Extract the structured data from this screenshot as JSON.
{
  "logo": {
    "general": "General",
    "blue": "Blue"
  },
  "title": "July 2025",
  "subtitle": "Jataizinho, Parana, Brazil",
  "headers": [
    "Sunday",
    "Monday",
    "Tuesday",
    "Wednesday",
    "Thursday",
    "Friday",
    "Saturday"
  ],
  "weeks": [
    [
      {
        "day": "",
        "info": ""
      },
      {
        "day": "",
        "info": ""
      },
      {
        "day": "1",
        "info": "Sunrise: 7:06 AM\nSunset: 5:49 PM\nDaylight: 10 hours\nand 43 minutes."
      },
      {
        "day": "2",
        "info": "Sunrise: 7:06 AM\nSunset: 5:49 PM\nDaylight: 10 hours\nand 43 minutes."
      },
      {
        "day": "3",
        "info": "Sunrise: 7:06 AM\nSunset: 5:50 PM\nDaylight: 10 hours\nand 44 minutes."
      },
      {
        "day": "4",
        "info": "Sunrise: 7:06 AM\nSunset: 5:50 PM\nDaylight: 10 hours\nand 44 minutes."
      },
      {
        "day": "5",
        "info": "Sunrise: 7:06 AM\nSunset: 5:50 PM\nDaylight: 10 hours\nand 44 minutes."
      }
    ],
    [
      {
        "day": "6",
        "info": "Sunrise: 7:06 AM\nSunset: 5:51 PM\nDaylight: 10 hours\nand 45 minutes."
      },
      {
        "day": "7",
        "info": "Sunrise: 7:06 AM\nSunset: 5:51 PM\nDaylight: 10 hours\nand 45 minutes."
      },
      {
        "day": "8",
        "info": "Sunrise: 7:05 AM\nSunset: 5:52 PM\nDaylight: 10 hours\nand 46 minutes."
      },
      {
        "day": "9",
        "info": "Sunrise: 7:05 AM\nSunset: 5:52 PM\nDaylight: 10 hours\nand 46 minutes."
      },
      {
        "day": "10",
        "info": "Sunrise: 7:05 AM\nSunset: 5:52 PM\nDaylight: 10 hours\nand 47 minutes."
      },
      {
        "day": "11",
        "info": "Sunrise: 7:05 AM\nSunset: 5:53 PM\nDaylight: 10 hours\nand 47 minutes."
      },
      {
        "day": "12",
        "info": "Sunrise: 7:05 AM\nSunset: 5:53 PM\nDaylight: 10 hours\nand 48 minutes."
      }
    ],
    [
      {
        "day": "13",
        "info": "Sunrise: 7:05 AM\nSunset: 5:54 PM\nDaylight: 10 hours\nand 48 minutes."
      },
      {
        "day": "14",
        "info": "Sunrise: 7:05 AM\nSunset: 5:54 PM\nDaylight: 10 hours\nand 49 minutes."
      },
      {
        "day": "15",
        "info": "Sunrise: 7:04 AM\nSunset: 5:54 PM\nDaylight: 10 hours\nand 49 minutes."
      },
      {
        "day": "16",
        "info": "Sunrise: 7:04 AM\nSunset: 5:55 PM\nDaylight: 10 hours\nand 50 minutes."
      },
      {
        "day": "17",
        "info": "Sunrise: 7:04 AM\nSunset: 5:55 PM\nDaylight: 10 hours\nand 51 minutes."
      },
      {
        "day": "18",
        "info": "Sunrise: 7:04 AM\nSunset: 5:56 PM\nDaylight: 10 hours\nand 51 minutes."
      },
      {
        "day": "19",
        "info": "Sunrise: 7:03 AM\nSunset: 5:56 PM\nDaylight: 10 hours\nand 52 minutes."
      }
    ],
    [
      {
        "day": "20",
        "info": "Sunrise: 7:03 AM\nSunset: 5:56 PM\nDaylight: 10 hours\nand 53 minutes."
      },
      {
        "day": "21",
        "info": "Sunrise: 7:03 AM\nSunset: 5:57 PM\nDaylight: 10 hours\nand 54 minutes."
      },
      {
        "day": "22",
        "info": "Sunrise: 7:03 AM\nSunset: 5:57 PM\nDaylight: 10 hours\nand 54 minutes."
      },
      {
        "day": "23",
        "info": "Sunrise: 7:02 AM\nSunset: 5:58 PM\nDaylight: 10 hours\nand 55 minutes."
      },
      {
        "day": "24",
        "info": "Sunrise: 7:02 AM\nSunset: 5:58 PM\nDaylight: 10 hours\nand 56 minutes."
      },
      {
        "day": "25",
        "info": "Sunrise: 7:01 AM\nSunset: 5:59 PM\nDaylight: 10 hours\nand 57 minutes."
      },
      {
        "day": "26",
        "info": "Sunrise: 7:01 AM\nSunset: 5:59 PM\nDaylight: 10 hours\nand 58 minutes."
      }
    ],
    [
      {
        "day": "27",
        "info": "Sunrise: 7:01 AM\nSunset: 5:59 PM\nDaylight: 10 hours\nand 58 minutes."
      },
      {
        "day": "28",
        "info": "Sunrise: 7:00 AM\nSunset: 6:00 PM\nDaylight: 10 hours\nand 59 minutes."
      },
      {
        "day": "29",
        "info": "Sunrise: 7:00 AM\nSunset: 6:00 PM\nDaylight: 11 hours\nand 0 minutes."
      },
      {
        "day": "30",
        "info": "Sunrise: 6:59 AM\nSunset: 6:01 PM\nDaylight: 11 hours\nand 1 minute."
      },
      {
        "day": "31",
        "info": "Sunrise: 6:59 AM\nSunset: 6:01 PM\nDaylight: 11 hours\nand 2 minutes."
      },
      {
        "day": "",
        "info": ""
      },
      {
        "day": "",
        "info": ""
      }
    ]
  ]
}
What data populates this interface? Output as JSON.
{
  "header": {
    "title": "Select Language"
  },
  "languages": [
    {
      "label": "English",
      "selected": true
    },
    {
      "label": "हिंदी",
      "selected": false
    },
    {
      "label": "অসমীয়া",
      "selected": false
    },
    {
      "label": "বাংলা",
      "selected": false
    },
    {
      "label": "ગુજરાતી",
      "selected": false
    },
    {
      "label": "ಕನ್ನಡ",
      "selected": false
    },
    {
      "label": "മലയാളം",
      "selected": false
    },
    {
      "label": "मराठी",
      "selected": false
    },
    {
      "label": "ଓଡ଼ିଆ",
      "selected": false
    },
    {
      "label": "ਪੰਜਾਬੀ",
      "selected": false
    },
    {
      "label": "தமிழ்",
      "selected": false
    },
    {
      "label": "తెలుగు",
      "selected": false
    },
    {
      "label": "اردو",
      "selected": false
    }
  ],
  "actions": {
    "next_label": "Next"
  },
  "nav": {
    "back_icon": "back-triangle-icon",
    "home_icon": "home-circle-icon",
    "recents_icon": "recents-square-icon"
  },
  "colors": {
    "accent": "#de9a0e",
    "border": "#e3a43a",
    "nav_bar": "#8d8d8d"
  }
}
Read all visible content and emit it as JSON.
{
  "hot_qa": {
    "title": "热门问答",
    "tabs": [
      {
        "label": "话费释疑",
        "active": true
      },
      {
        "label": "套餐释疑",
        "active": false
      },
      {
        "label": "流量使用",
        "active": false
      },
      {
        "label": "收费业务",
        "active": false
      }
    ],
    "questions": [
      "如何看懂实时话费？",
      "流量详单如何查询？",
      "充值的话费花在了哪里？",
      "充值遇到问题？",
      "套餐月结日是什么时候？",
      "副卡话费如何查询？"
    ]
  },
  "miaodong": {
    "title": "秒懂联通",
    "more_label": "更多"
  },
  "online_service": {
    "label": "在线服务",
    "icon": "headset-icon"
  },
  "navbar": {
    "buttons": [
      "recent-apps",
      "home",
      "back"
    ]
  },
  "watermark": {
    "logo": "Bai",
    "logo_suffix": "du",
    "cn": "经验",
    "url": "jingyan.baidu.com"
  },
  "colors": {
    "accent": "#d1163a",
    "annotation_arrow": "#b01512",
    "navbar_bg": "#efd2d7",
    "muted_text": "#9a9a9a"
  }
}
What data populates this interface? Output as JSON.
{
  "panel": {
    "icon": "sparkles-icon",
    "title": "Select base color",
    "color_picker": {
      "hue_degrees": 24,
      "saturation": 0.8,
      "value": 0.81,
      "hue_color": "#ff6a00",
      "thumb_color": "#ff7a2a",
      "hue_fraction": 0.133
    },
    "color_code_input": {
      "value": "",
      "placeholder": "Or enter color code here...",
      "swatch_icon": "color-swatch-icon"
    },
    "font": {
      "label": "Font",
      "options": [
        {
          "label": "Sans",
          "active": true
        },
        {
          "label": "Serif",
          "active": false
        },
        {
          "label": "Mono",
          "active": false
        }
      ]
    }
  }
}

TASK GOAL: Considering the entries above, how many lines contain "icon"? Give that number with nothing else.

PROBLEM SOLUTION: 6